**What to work on**: Your answer must be every line of the data below that holds the string "Members", copied exactly.

(Data records)
* * *

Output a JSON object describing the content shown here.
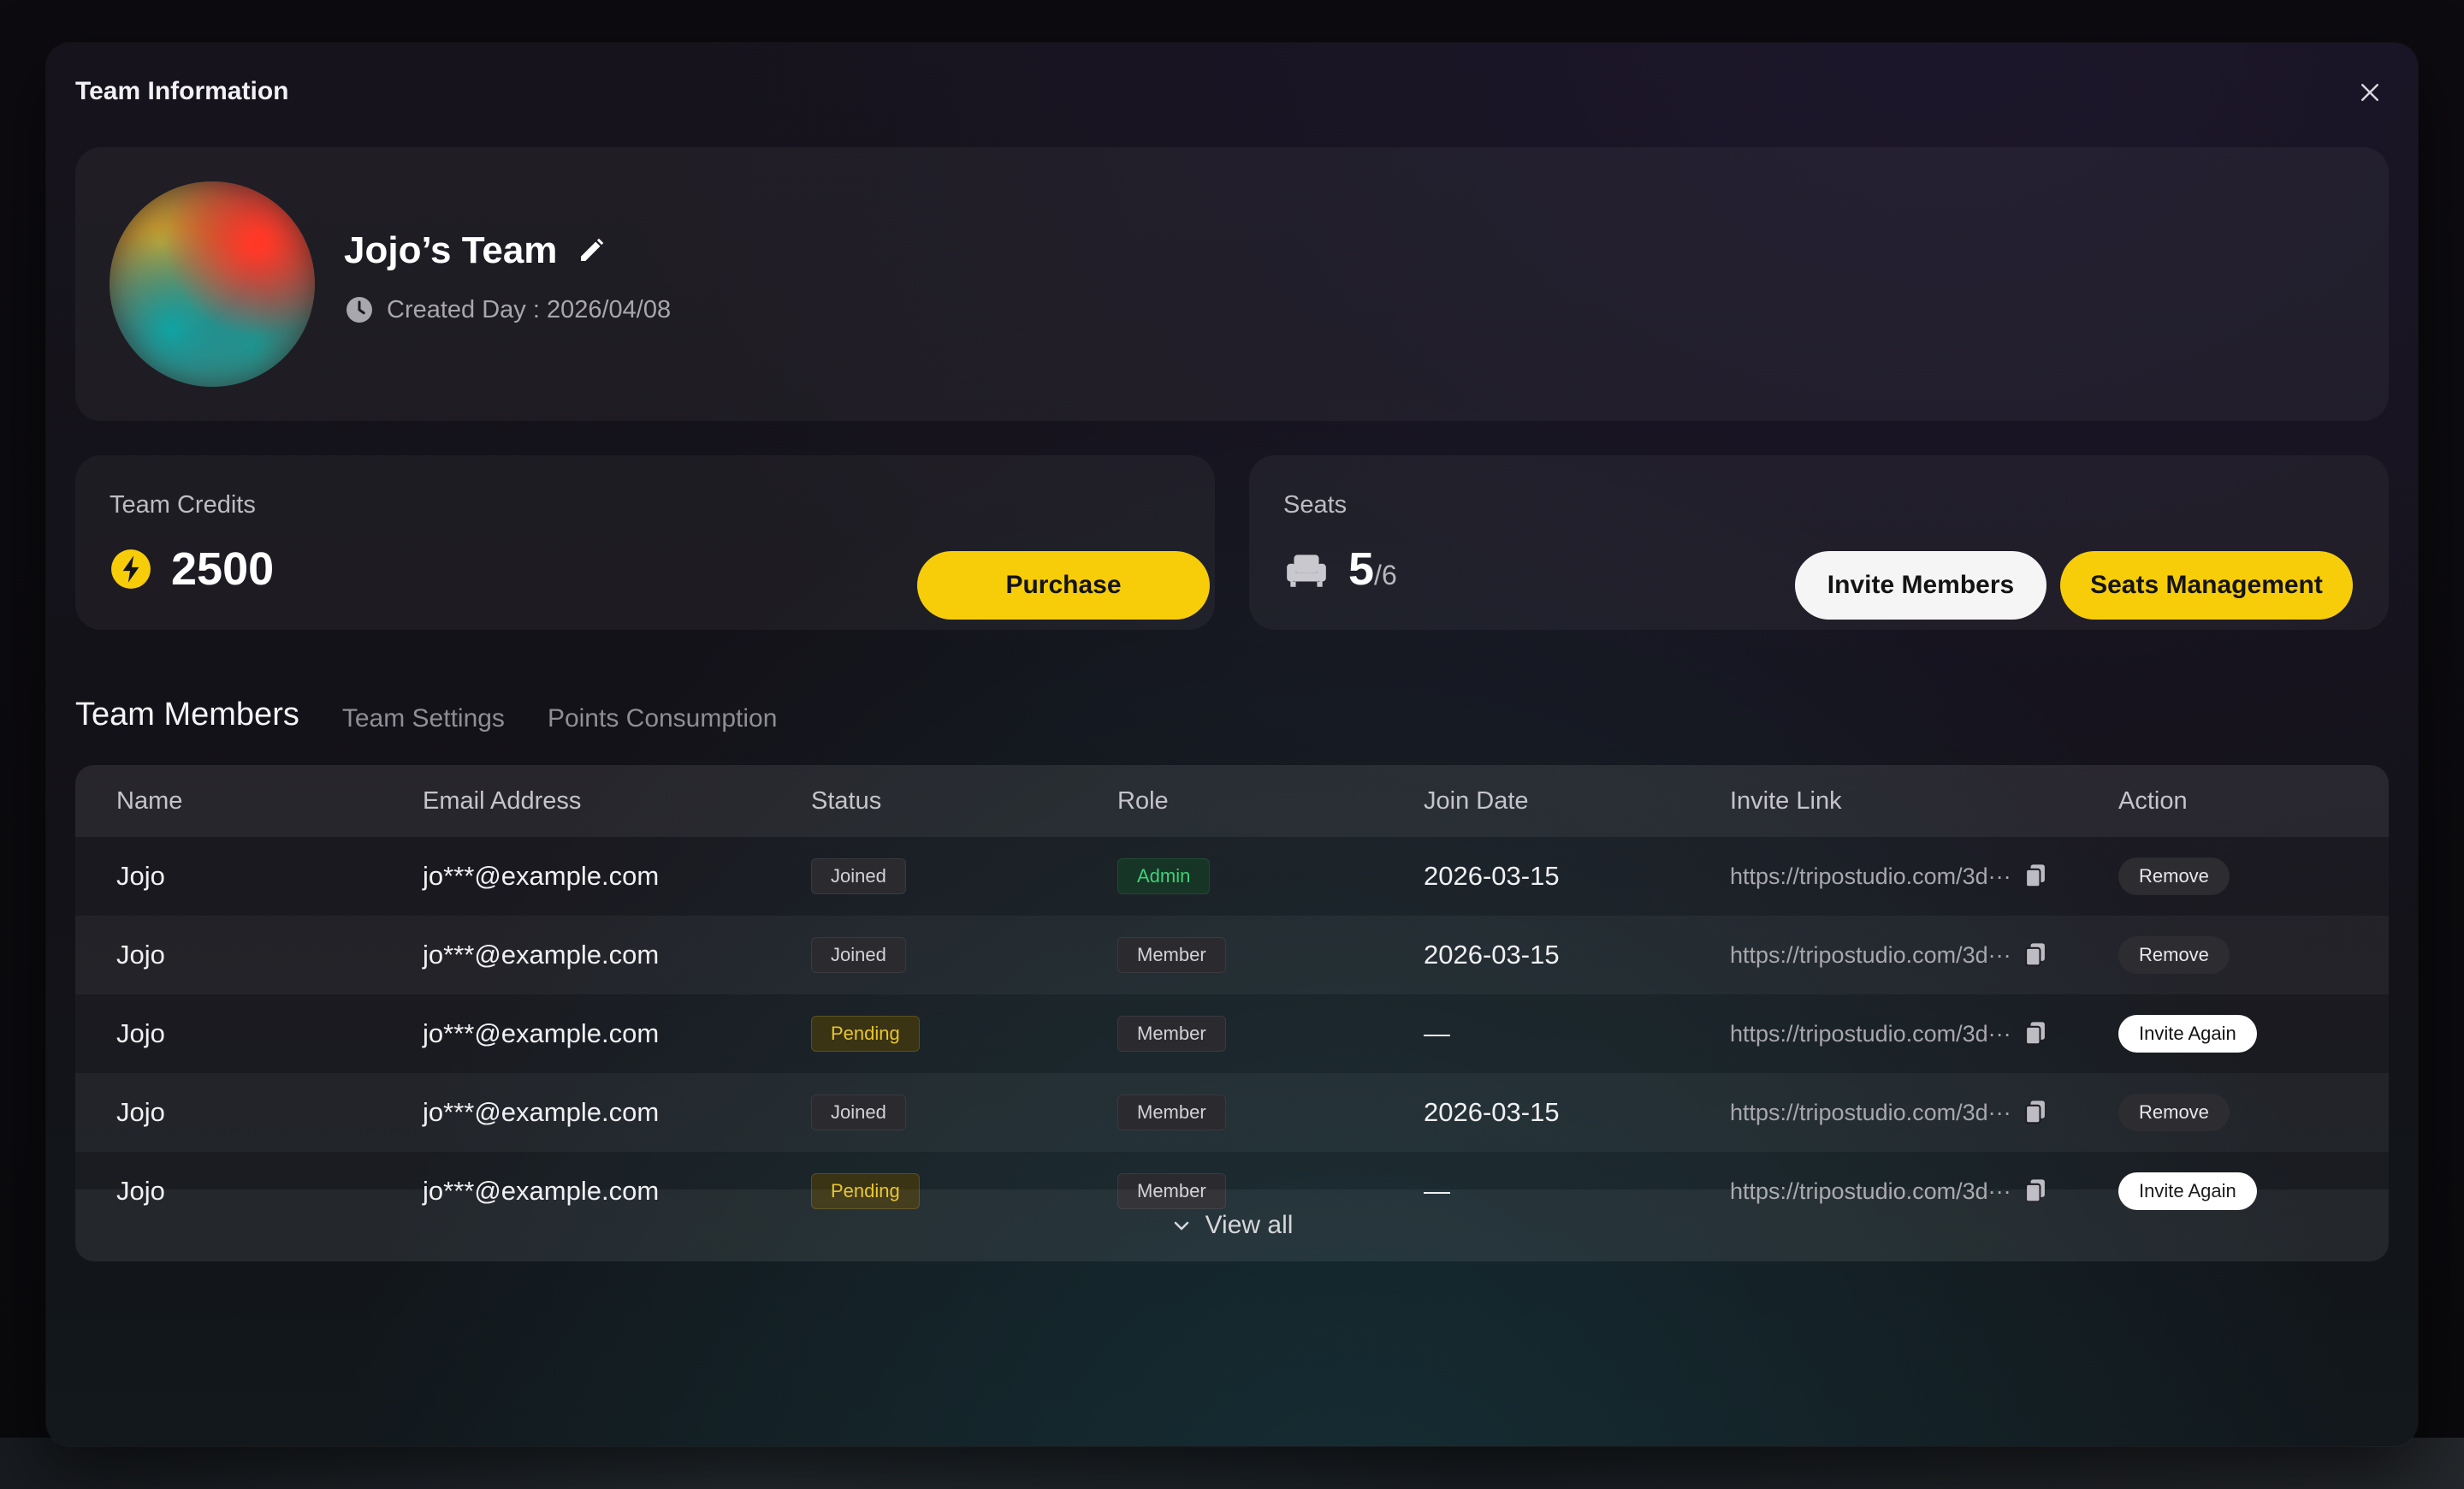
{
  "modal": {
    "title": "Team Information"
  },
  "team": {
    "name": "Jojo’s Team",
    "created": "Created Day : 2026/04/08"
  },
  "credits": {
    "label": "Team Credits",
    "value": "2500",
    "purchase_label": "Purchase"
  },
  "seats": {
    "label": "Seats",
    "used": "5",
    "total": "/6",
    "invite_label": "Invite Members",
    "manage_label": "Seats Management"
  },
  "tabs": [
    {
      "label": "Team Members",
      "active": true
    },
    {
      "label": "Team Settings",
      "active": false
    },
    {
      "label": "Points Consumption",
      "active": false
    }
  ],
  "table": {
    "headers": {
      "name": "Name",
      "email": "Email Address",
      "status": "Status",
      "role": "Role",
      "join_date": "Join Date",
      "invite_link": "Invite Link",
      "action": "Action"
    },
    "rows": [
      {
        "name": "Jojo",
        "email": "jo***@example.com",
        "status": "Joined",
        "role": "Admin",
        "join_date": "2026-03-15",
        "link": "https://tripostudio.com/3d···",
        "action": "Remove"
      },
      {
        "name": "Jojo",
        "email": "jo***@example.com",
        "status": "Joined",
        "role": "Member",
        "join_date": "2026-03-15",
        "link": "https://tripostudio.com/3d···",
        "action": "Remove"
      },
      {
        "name": "Jojo",
        "email": "jo***@example.com",
        "status": "Pending",
        "role": "Member",
        "join_date": "—",
        "link": "https://tripostudio.com/3d···",
        "action": "Invite Again"
      },
      {
        "name": "Jojo",
        "email": "jo***@example.com",
        "status": "Joined",
        "role": "Member",
        "join_date": "2026-03-15",
        "link": "https://tripostudio.com/3d···",
        "action": "Remove"
      },
      {
        "name": "Jojo",
        "email": "jo***@example.com",
        "status": "Pending",
        "role": "Member",
        "join_date": "—",
        "link": "https://tripostudio.com/3d···",
        "action": "Invite Again"
      }
    ],
    "view_all_label": "View all"
  },
  "icons": {
    "close": "close-icon",
    "edit": "pencil-icon",
    "clock": "clock-icon",
    "credits": "lightning-bolt-icon",
    "seats": "armchair-icon",
    "copy": "copy-icon",
    "view_all": "chevron-down-icon"
  },
  "colors": {
    "accent_yellow": "#f7cd0a",
    "admin_green": "#3fd079",
    "pending_yellow": "#e9c52a"
  }
}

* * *

**Result of this task**:
    "invite_label": "Invite Members",
      "label": "Team Members",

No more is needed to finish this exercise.